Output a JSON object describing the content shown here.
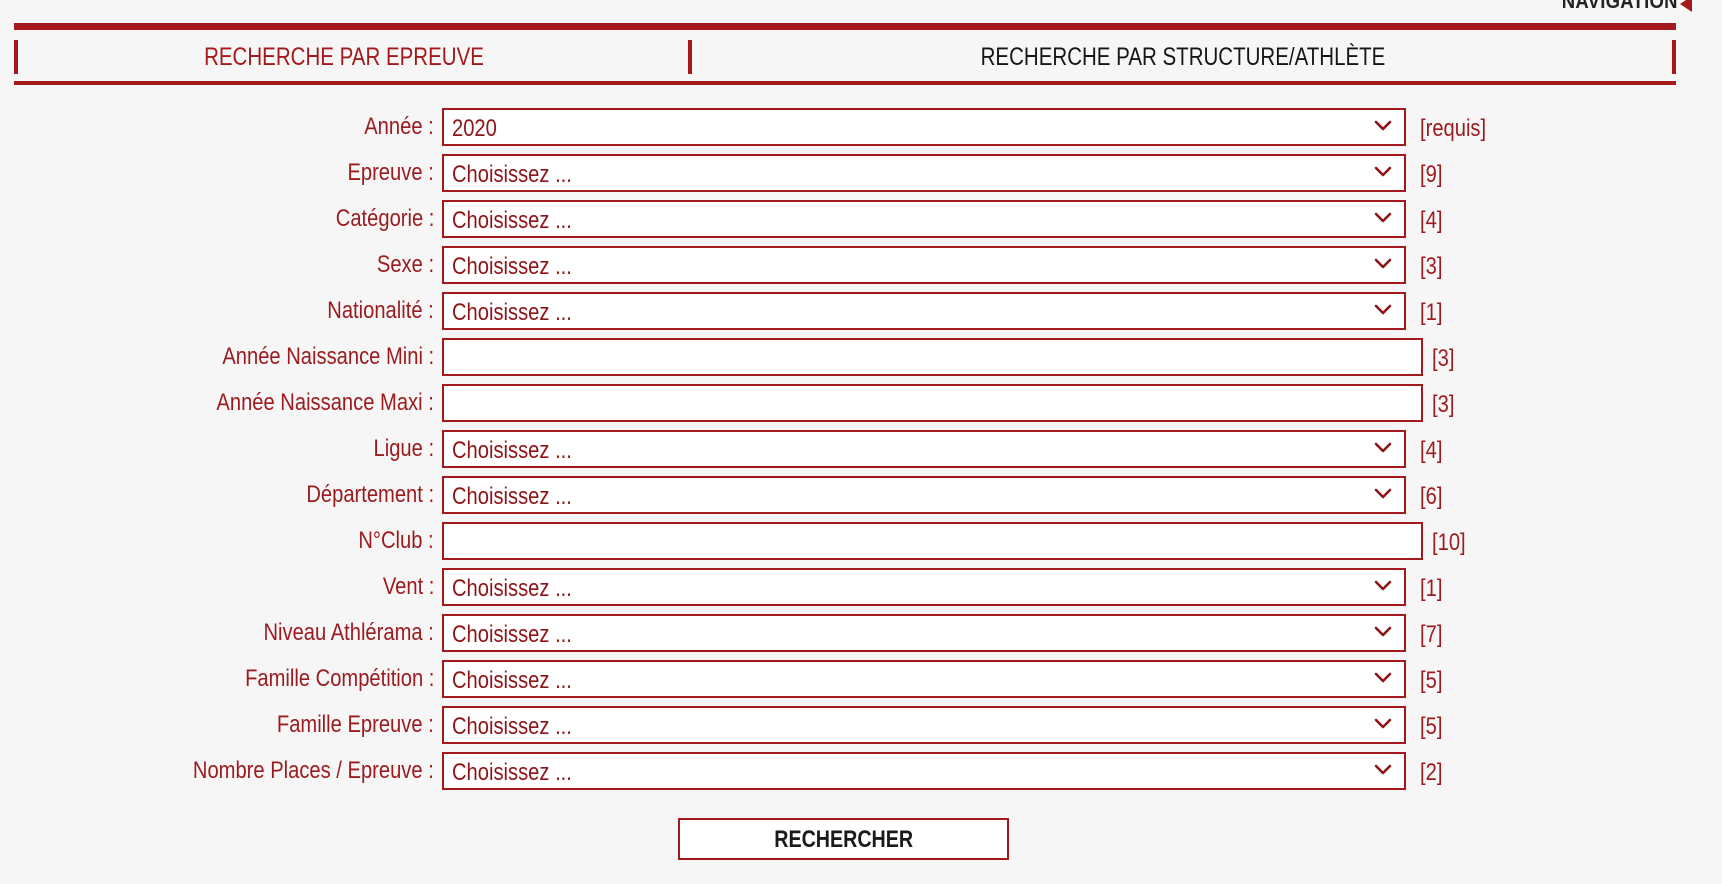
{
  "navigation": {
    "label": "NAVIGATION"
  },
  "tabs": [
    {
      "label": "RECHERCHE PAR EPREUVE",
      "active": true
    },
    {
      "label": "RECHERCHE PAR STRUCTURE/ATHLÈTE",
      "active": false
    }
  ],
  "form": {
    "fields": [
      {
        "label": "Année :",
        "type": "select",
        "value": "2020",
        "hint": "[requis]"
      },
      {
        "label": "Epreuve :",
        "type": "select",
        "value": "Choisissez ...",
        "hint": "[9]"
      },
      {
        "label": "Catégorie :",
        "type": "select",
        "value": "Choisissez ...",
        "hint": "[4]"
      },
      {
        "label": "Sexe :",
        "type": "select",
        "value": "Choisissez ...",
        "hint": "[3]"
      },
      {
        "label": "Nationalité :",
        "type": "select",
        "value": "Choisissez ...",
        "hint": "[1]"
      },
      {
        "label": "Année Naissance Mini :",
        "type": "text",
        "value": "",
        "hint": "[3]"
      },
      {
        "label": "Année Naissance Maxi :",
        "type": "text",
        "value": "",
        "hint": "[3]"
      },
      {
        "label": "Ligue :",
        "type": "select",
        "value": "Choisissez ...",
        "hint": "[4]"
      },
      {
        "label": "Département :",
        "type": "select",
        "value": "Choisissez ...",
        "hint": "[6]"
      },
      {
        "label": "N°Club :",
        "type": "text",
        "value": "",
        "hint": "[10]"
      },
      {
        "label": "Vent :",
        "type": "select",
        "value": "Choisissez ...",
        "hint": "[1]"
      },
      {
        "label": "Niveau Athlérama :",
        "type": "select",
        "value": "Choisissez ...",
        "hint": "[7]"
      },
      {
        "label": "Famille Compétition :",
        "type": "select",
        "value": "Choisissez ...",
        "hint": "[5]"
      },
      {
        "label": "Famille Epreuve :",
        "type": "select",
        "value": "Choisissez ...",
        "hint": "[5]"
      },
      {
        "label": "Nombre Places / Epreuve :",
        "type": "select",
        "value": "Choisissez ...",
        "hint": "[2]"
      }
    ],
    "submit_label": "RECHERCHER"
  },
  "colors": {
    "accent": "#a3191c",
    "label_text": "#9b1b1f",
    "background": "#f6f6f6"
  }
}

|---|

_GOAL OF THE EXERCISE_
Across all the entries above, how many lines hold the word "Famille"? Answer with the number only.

_RESULT_
2